4. Choose the Right Venue
Choosing the best venue for your retreat will ensure you’re within budget, while also providing a memorable location for the event. While a retreat should certainly be productive, you also want to include downtime for your employees to relax. The venue you choose should uphold both of these factors, providing both a focused and relaxed environment for maximum productivity and relaxation.
The right venue can make all the difference in what gets accomplished and how memorable the retreat is. Company retreats don’t have to be boring or uneventful; with so many venues to choose from, you can find extra-curricular activities that will be fun for everyone. Many retreats include such recreational activities as hiking, canoeing, kayaking, and more.

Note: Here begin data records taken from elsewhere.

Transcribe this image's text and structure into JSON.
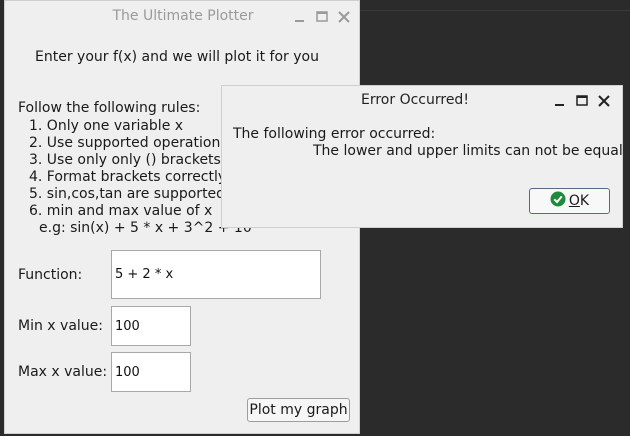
{
  "main_window": {
    "title": "The Ultimate Plotter",
    "heading": "Enter your f(x) and we will plot it for you",
    "rules_title": "Follow the following rules:",
    "rules": [
      "1. Only one variable x",
      "2. Use supported operations",
      "3. Use only only () brackets",
      "4. Format brackets correctly",
      "5. sin,cos,tan are supported",
      "6. min and max value of x"
    ],
    "example": "e.g: sin(x) + 5 * x + 3^2  + 10",
    "function_label": "Function:",
    "function_value": "5 + 2 * x",
    "min_label": "Min x value:",
    "min_value": "100",
    "max_label": "Max x value:",
    "max_value": "100",
    "plot_button": "Plot my graph"
  },
  "error_dialog": {
    "title": "Error Occurred!",
    "line1": "The following error occurred:",
    "line2": "The lower and upper limits can not be equal",
    "ok_mnemonic": "O",
    "ok_rest": "K"
  },
  "colors": {
    "check_icon": "#1f8a3b",
    "background": "#2b2b2b",
    "window": "#efefef"
  }
}
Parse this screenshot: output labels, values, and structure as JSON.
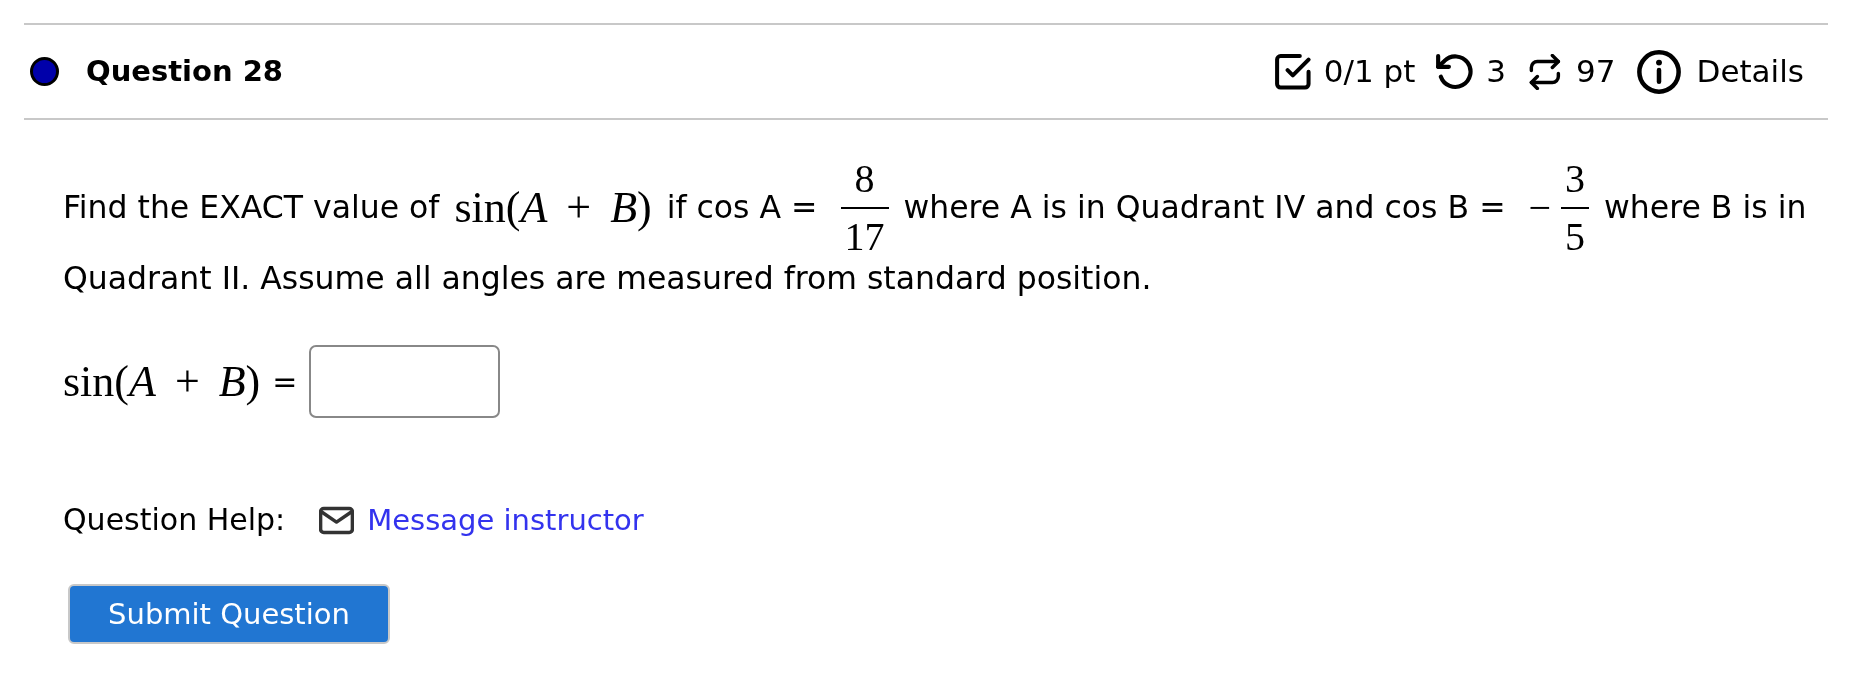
{
  "question": {
    "title": "Question 28",
    "meta": [
      {
        "kind": "score",
        "text": "0/1 pt"
      },
      {
        "kind": "retries",
        "text": "3"
      },
      {
        "kind": "attempts",
        "text": "97"
      },
      {
        "kind": "details",
        "text": "Details"
      }
    ]
  },
  "prompt": {
    "lines": [
      [
        {
          "kind": "text",
          "text": "Find the EXACT value of"
        },
        {
          "kind": "math",
          "text": "sin(*A* + *B*)"
        },
        {
          "kind": "text",
          "text": "if cos A ="
        },
        {
          "kind": "fraction",
          "numerator": "8",
          "denominator": "17"
        },
        {
          "kind": "text",
          "text": "where A is in Quadrant IV and cos B ="
        },
        {
          "kind": "fraction",
          "sign": "−",
          "numerator": "3",
          "denominator": "5"
        },
        {
          "kind": "text",
          "text": "where B is in"
        }
      ],
      [
        {
          "kind": "text",
          "text": "Quadrant II. Assume all angles are measured from standard position."
        }
      ]
    ]
  },
  "answer": {
    "label": [
      {
        "kind": "math",
        "text": "sin(*A* + *B*)"
      },
      {
        "kind": "text",
        "text": "="
      }
    ]
  },
  "help": {
    "label": "Question Help:",
    "link": "Message instructor"
  },
  "submit_button": {
    "label": "Submit Question"
  }
}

5. Only Make it as Long as it Needs to Be
You probably don’t need your retreat to be longer than a few days. Any longer than that, and the price will skyrocket, and employee retention will plummet. Not to mention, the longer your employees spend away from their posts, the less work gets done.
Three days is a pretty standard time limit for company retreats. It’s just enough time to feel like a mini-vacation, without causing too much conflict in scheduling or productivity. Of course, you can plan your retreats to be as long as you like; just remember, the longer the retreat, the higher the cost.
6. Compare Prices-Always!
Anytime you’re shopping around for a retreat venue, you should always be comparing prices. This is where an event planner can really shine, as they’ll have insider knowledge of venues and when the best prices are available. Prices will vary based on demand and time of year, so it’s important to compare and contrast the amenities and prices of each venue you’re considering.
Your first retreat should be memorable and cost-effective, while still achieving the overall goal that you set out to accomplish in the first place. By hiring expert help, planning ahead of time, and gaining a realistic perspective on the company’s finances, you can choose the right venues and activities to guarantee your first retreat is one that will be talked about for years to come.